Please copy out the records that follow exactly as they stand.

DATA SUPPLIED >>

++++++

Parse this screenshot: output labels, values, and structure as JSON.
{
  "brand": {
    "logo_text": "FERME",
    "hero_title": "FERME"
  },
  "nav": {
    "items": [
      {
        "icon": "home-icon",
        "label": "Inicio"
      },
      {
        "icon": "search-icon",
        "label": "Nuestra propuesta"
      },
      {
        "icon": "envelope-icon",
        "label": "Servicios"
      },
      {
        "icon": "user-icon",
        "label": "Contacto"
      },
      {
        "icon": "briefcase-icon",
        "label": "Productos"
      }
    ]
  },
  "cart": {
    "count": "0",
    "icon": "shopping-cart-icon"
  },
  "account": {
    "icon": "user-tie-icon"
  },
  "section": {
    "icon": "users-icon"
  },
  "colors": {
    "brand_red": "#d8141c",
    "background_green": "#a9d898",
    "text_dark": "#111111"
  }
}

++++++

RESULT OF THIS TASK >>
Parse this screenshot: output labels, values, and structure as JSON.
{
  "brand": {
    "logo_text": "FERME",
    "hero_title": "FERME"
  },
  "nav": {
    "items": [
      {
        "icon": "home-icon",
        "label": "Inicio"
      },
      {
        "icon": "search-icon",
        "label": "Nuestra propuesta"
      },
      {
        "icon": "envelope-icon",
        "label": "Servicios"
      },
      {
        "icon": "user-icon",
        "label": "Contacto"
      },
      {
        "icon": "briefcase-icon",
        "label": "Productos"
      }
    ]
  },
  "cart": {
    "count": "0",
    "icon": "shopping-cart-icon"
  },
  "account": {
    "icon": "user-tie-icon"
  },
  "section": {
    "icon": "users-icon"
  },
  "colors": {
    "brand_red": "#d8141c",
    "background_green": "#a9d898",
    "text_dark": "#111111"
  }
}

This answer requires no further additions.